* What is expected
Skip the pictures and copy all the data that follows exactly.

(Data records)
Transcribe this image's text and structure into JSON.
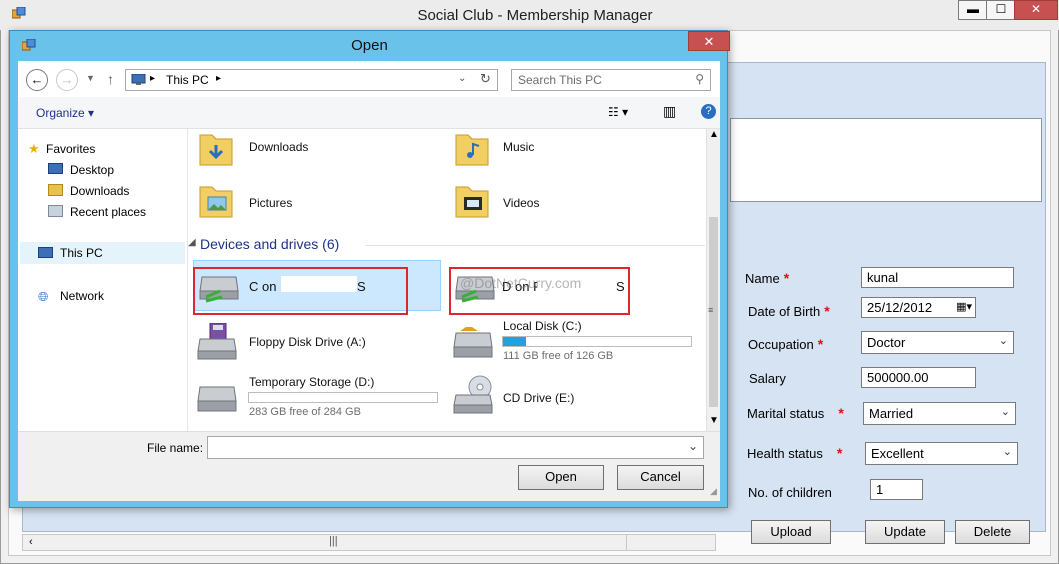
{
  "main_window": {
    "title": "Social Club - Membership Manager",
    "minimize": "▬",
    "maximize": "☐",
    "close": "✕"
  },
  "form": {
    "name_label": "Name",
    "name_value": "kunal",
    "dob_label": "Date of Birth",
    "dob_value": "25/12/2012",
    "occupation_label": "Occupation",
    "occupation_value": "Doctor",
    "salary_label": "Salary",
    "salary_value": "500000.00",
    "marital_label": "Marital status",
    "marital_value": "Married",
    "health_label": "Health status",
    "health_value": "Excellent",
    "children_label": "No. of children",
    "children_value": "1",
    "required_mark": "*",
    "upload": "Upload",
    "update": "Update",
    "delete": "Delete"
  },
  "dialog": {
    "title": "Open",
    "close": "✕",
    "breadcrumb": "This PC",
    "search_placeholder": "Search This PC",
    "organize": "Organize",
    "nav": {
      "favorites": "Favorites",
      "desktop": "Desktop",
      "downloads": "Downloads",
      "recent": "Recent places",
      "this_pc": "This PC",
      "network": "Network"
    },
    "folders": [
      "Downloads",
      "Music",
      "Pictures",
      "Videos"
    ],
    "devices_heading": "Devices and drives (6)",
    "drives": {
      "c_on": "C on P",
      "c_on_suffix": "S",
      "d_on": "D on F",
      "d_on_suffix": "S",
      "floppy": "Floppy Disk Drive (A:)",
      "local": "Local Disk (C:)",
      "local_free": "111 GB free of 126 GB",
      "temp": "Temporary Storage (D:)",
      "temp_free": "283 GB free of 284 GB",
      "cd": "CD Drive (E:)"
    },
    "drive_usage": {
      "local_c_used_fraction": 0.12,
      "temp_d_used_fraction": 0.0
    },
    "filename_label": "File name:",
    "filename_value": "",
    "open_btn": "Open",
    "cancel_btn": "Cancel"
  },
  "watermark": "@DotNetCurry.com",
  "colors": {
    "dialog_frame": "#69c2ea",
    "highlight_box": "#d9282e",
    "selected_item": "#cce8ff",
    "capacity_fill": "#26a0da"
  }
}
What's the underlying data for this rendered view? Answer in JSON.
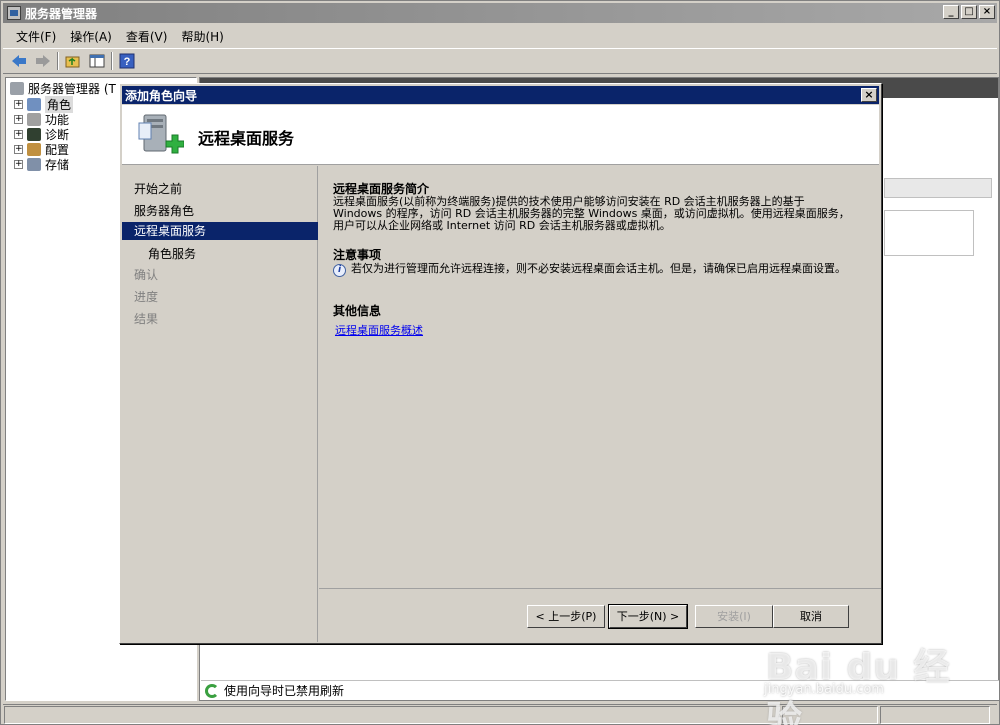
{
  "window": {
    "title": "服务器管理器",
    "min": "_",
    "max": "□",
    "close": "×"
  },
  "menu": [
    "文件(F)",
    "操作(A)",
    "查看(V)",
    "帮助(H)"
  ],
  "tree": {
    "root": "服务器管理器 (T",
    "nodes": [
      "角色",
      "功能",
      "诊断",
      "配置",
      "存储"
    ]
  },
  "status_line": "使用向导时已禁用刷新",
  "wizard": {
    "title": "添加角色向导",
    "banner_title": "远程桌面服务",
    "nav": [
      "开始之前",
      "服务器角色",
      "远程桌面服务",
      "角色服务",
      "确认",
      "进度",
      "结果"
    ],
    "intro_title": "远程桌面服务简介",
    "intro_text": "远程桌面服务(以前称为终端服务)提供的技术使用户能够访问安装在 RD 会话主机服务器上的基于 Windows 的程序，访问 RD 会话主机服务器的完整 Windows 桌面，或访问虚拟机。使用远程桌面服务，用户可以从企业网络或 Internet 访问 RD 会话主机服务器或虚拟机。",
    "notes_title": "注意事项",
    "notes_text": "若仅为进行管理而允许远程连接，则不必安装远程桌面会话主机。但是，请确保已启用远程桌面设置。",
    "more_title": "其他信息",
    "more_link": "远程桌面服务概述",
    "buttons": {
      "prev": "< 上一步(P)",
      "next": "下一步(N) >",
      "install": "安装(I)",
      "cancel": "取消"
    }
  },
  "watermark": {
    "text": "Bai du 经验",
    "sub": "jingyan.baidu.com"
  }
}
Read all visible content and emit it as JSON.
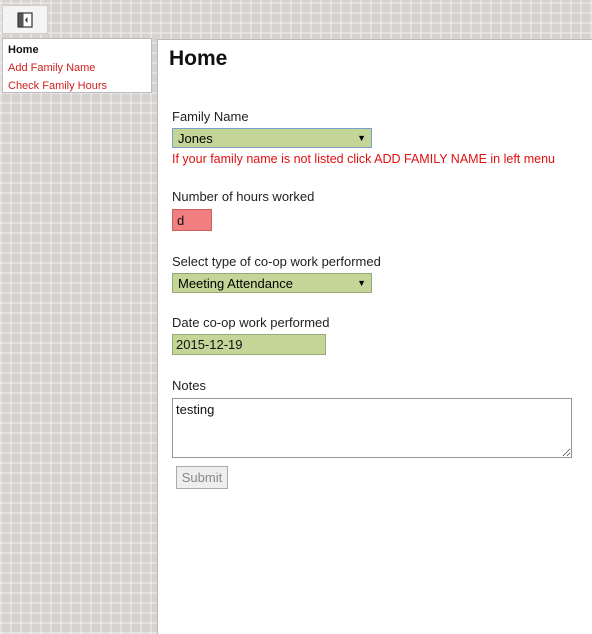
{
  "sidebar_toggle": {
    "icon": "sidebar-toggle-icon"
  },
  "sidebar": {
    "items": [
      {
        "label": "Home",
        "active": true
      },
      {
        "label": "Add Family Name",
        "active": false
      },
      {
        "label": "Check Family Hours",
        "active": false
      }
    ]
  },
  "main": {
    "title": "Home",
    "family_name": {
      "label": "Family Name",
      "value": "Jones",
      "hint": "If your family name is not listed click ADD FAMILY NAME in left menu"
    },
    "hours": {
      "label": "Number of hours worked",
      "value": "d"
    },
    "work_type": {
      "label": "Select type of co-op work performed",
      "value": "Meeting Attendance"
    },
    "date": {
      "label": "Date co-op work performed",
      "value": "2015-12-19"
    },
    "notes": {
      "label": "Notes",
      "value": "testing"
    },
    "submit_label": "Submit"
  },
  "colors": {
    "field_green": "#c3d597",
    "error_red": "#f27f7f",
    "link_red": "#d02020",
    "hint_red": "#dd1111"
  }
}
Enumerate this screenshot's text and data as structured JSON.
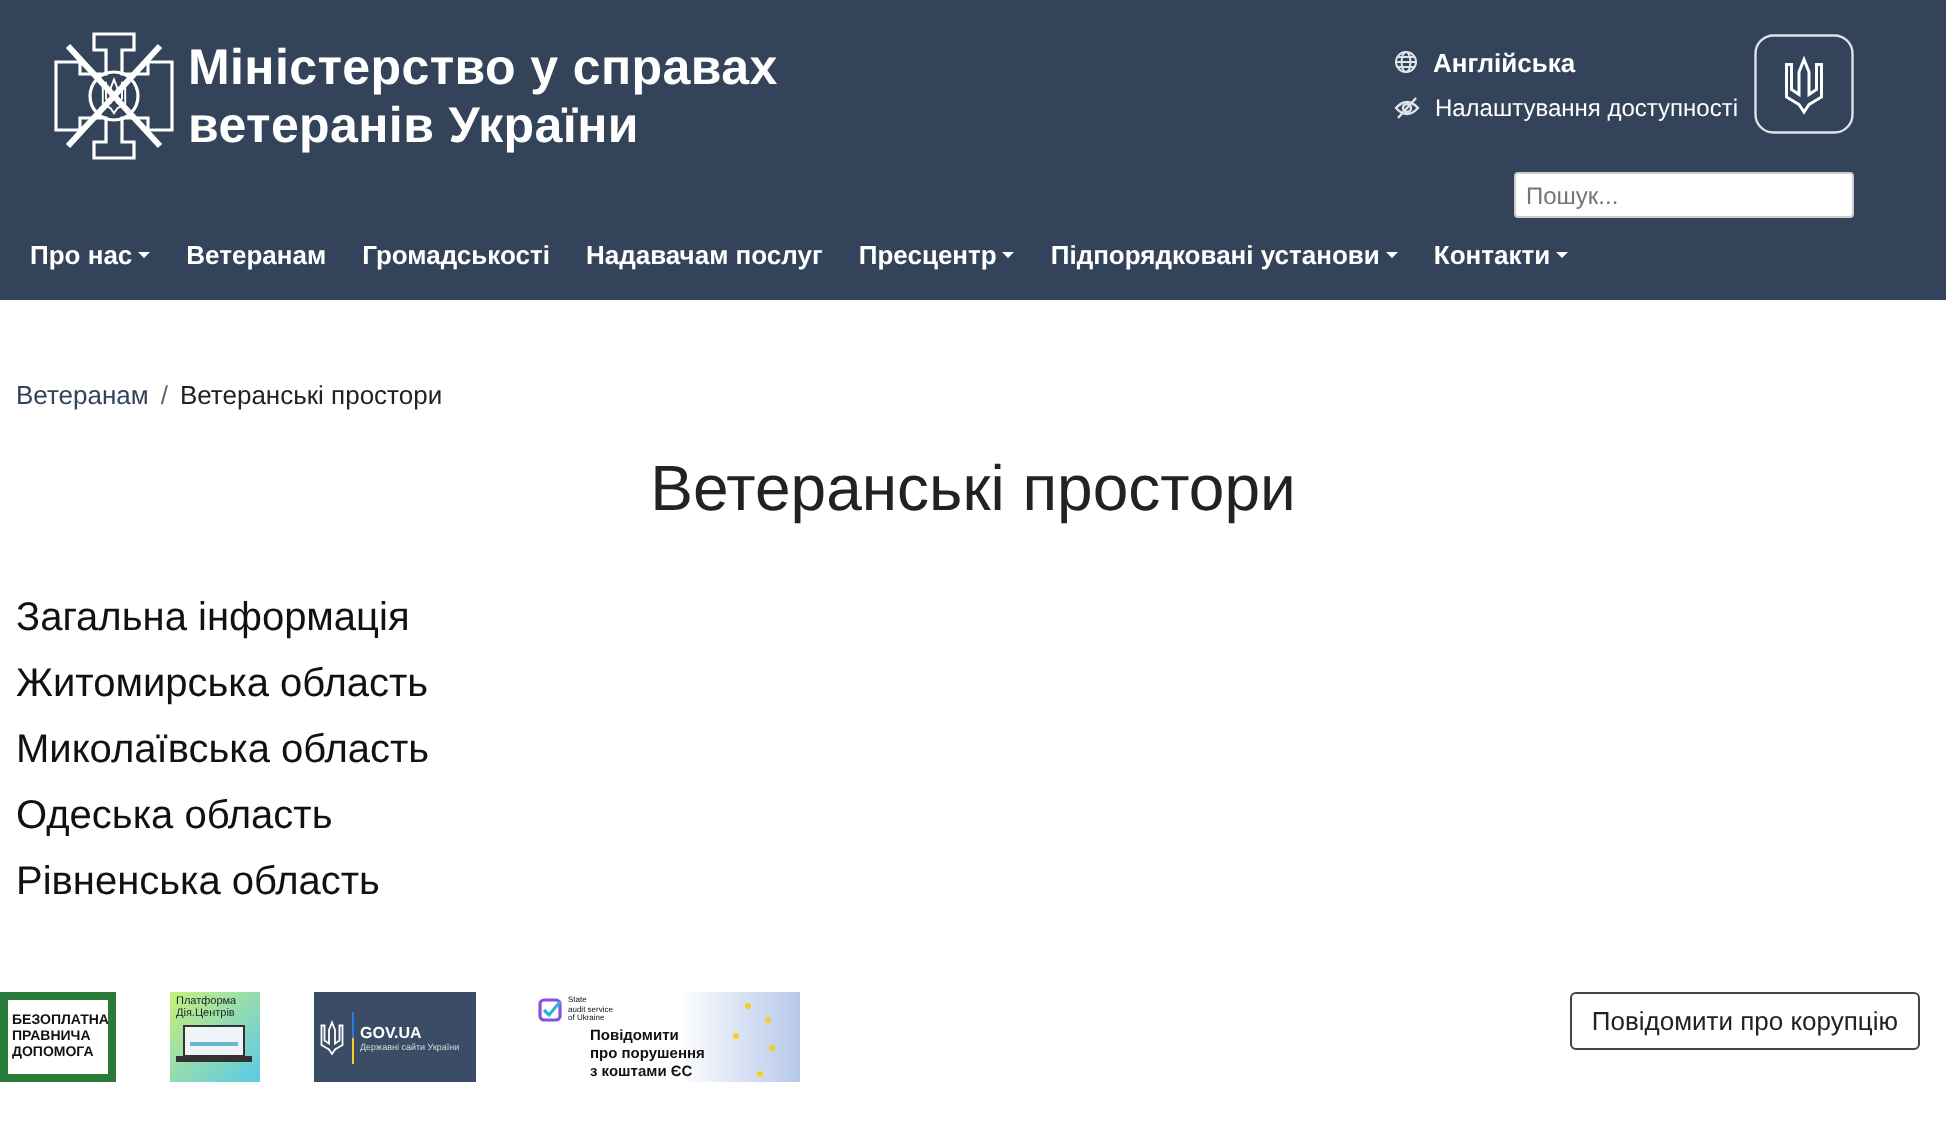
{
  "header": {
    "title_lines": [
      "Міністерство у справах",
      "ветеранів України"
    ],
    "language_link": "Англійська",
    "accessibility_link": "Налаштування доступності",
    "search": {
      "placeholder": "Пошук..."
    }
  },
  "nav": [
    {
      "label": "Про нас",
      "dropdown": true
    },
    {
      "label": "Ветеранам",
      "dropdown": false
    },
    {
      "label": "Громадськості",
      "dropdown": false
    },
    {
      "label": "Надавачам послуг",
      "dropdown": false
    },
    {
      "label": "Пресцентр",
      "dropdown": true
    },
    {
      "label": "Підпорядковані установи",
      "dropdown": true
    },
    {
      "label": "Контакти",
      "dropdown": true
    }
  ],
  "breadcrumb": {
    "separator": "/",
    "items": [
      "Ветеранам",
      "Ветеранські простори"
    ]
  },
  "page_title": "Ветеранські простори",
  "links": [
    "Загальна інформація",
    "Житомирська область",
    "Миколаївська область",
    "Одеська область",
    "Рівненська область"
  ],
  "footer": {
    "banners": [
      {
        "kind": "legal-aid",
        "lines": [
          "БЕЗОПЛАТНА",
          "ПРАВНИЧА",
          "ДОПОМОГА"
        ]
      },
      {
        "kind": "platform",
        "lines": [
          "Платформа",
          "Дія.Центрів"
        ]
      },
      {
        "kind": "govua",
        "lines": [
          "GOV.UA",
          "Державні сайти України"
        ]
      },
      {
        "kind": "audit",
        "lines": [
          "State",
          "audit service",
          "of Ukraine",
          "Повідомити",
          "про порушення",
          "з коштами ЄС"
        ]
      }
    ],
    "report_button": "Повідомити про корупцію"
  }
}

* Written solution
Transcribe this image's text and structure into JSON.
{
  "main_window": {
    "title": "Social Club - Membership Manager",
    "minimize": "▬",
    "maximize": "☐",
    "close": "✕"
  },
  "form": {
    "name_label": "Name",
    "name_value": "kunal",
    "dob_label": "Date of Birth",
    "dob_value": "25/12/2012",
    "occupation_label": "Occupation",
    "occupation_value": "Doctor",
    "salary_label": "Salary",
    "salary_value": "500000.00",
    "marital_label": "Marital status",
    "marital_value": "Married",
    "health_label": "Health status",
    "health_value": "Excellent",
    "children_label": "No. of children",
    "children_value": "1",
    "required_mark": "*",
    "upload": "Upload",
    "update": "Update",
    "delete": "Delete"
  },
  "dialog": {
    "title": "Open",
    "close": "✕",
    "breadcrumb": "This PC",
    "search_placeholder": "Search This PC",
    "organize": "Organize",
    "nav": {
      "favorites": "Favorites",
      "desktop": "Desktop",
      "downloads": "Downloads",
      "recent": "Recent places",
      "this_pc": "This PC",
      "network": "Network"
    },
    "folders": [
      "Downloads",
      "Music",
      "Pictures",
      "Videos"
    ],
    "devices_heading": "Devices and drives (6)",
    "drives": {
      "c_on": "C on P",
      "c_on_suffix": "S",
      "d_on": "D on F",
      "d_on_suffix": "S",
      "floppy": "Floppy Disk Drive (A:)",
      "local": "Local Disk (C:)",
      "local_free": "111 GB free of 126 GB",
      "temp": "Temporary Storage (D:)",
      "temp_free": "283 GB free of 284 GB",
      "cd": "CD Drive (E:)"
    },
    "drive_usage": {
      "local_c_used_fraction": 0.12,
      "temp_d_used_fraction": 0.0
    },
    "filename_label": "File name:",
    "filename_value": "",
    "open_btn": "Open",
    "cancel_btn": "Cancel"
  },
  "watermark": "@DotNetCurry.com",
  "colors": {
    "dialog_frame": "#69c2ea",
    "highlight_box": "#d9282e",
    "selected_item": "#cce8ff",
    "capacity_fill": "#26a0da"
  }
}
What's the underlying data for this rendered view? Answer in JSON.
{
  "window": {
    "title": "服务器管理器",
    "min": "_",
    "max": "□",
    "close": "×"
  },
  "menu": [
    "文件(F)",
    "操作(A)",
    "查看(V)",
    "帮助(H)"
  ],
  "tree": {
    "root": "服务器管理器 (T",
    "nodes": [
      "角色",
      "功能",
      "诊断",
      "配置",
      "存储"
    ]
  },
  "status_line": "使用向导时已禁用刷新",
  "wizard": {
    "title": "添加角色向导",
    "banner_title": "远程桌面服务",
    "nav": [
      "开始之前",
      "服务器角色",
      "远程桌面服务",
      "角色服务",
      "确认",
      "进度",
      "结果"
    ],
    "intro_title": "远程桌面服务简介",
    "intro_text": "远程桌面服务(以前称为终端服务)提供的技术使用户能够访问安装在 RD 会话主机服务器上的基于 Windows 的程序，访问 RD 会话主机服务器的完整 Windows 桌面，或访问虚拟机。使用远程桌面服务，用户可以从企业网络或 Internet 访问 RD 会话主机服务器或虚拟机。",
    "notes_title": "注意事项",
    "notes_text": "若仅为进行管理而允许远程连接，则不必安装远程桌面会话主机。但是，请确保已启用远程桌面设置。",
    "more_title": "其他信息",
    "more_link": "远程桌面服务概述",
    "buttons": {
      "prev": "< 上一步(P)",
      "next": "下一步(N) >",
      "install": "安装(I)",
      "cancel": "取消"
    }
  },
  "watermark": {
    "text": "Bai du 经验",
    "sub": "jingyan.baidu.com"
  }
}
Read all visible content and emit it as JSON.
{
  "sidebar_toggle": {
    "icon": "sidebar-toggle-icon"
  },
  "sidebar": {
    "items": [
      {
        "label": "Home",
        "active": true
      },
      {
        "label": "Add Family Name",
        "active": false
      },
      {
        "label": "Check Family Hours",
        "active": false
      }
    ]
  },
  "main": {
    "title": "Home",
    "family_name": {
      "label": "Family Name",
      "value": "Jones",
      "hint": "If your family name is not listed click ADD FAMILY NAME in left menu"
    },
    "hours": {
      "label": "Number of hours worked",
      "value": "d"
    },
    "work_type": {
      "label": "Select type of co-op work performed",
      "value": "Meeting Attendance"
    },
    "date": {
      "label": "Date co-op work performed",
      "value": "2015-12-19"
    },
    "notes": {
      "label": "Notes",
      "value": "testing"
    },
    "submit_label": "Submit"
  },
  "colors": {
    "field_green": "#c3d597",
    "error_red": "#f27f7f",
    "link_red": "#d02020",
    "hint_red": "#dd1111"
  }
}
Enumerate this screenshot's text and data as structured JSON.
{
  "header": {
    "title_lines": [
      "Міністерство у справах",
      "ветеранів України"
    ],
    "language_link": "Англійська",
    "accessibility_link": "Налаштування доступності",
    "search": {
      "placeholder": "Пошук..."
    }
  },
  "nav": [
    {
      "label": "Про нас",
      "dropdown": true
    },
    {
      "label": "Ветеранам",
      "dropdown": false
    },
    {
      "label": "Громадськості",
      "dropdown": false
    },
    {
      "label": "Надавачам послуг",
      "dropdown": false
    },
    {
      "label": "Пресцентр",
      "dropdown": true
    },
    {
      "label": "Підпорядковані установи",
      "dropdown": true
    },
    {
      "label": "Контакти",
      "dropdown": true
    }
  ],
  "breadcrumb": {
    "separator": "/",
    "items": [
      "Ветеранам",
      "Ветеранські простори"
    ]
  },
  "page_title": "Ветеранські простори",
  "links": [
    "Загальна інформація",
    "Житомирська область",
    "Миколаївська область",
    "Одеська область",
    "Рівненська область"
  ],
  "footer": {
    "banners": [
      {
        "kind": "legal-aid",
        "lines": [
          "БЕЗОПЛАТНА",
          "ПРАВНИЧА",
          "ДОПОМОГА"
        ]
      },
      {
        "kind": "platform",
        "lines": [
          "Платформа",
          "Дія.Центрів"
        ]
      },
      {
        "kind": "govua",
        "lines": [
          "GOV.UA",
          "Державні сайти України"
        ]
      },
      {
        "kind": "audit",
        "lines": [
          "State",
          "audit service",
          "of Ukraine",
          "Повідомити",
          "про порушення",
          "з коштами ЄС"
        ]
      }
    ],
    "report_button": "Повідомити про корупцію"
  }
}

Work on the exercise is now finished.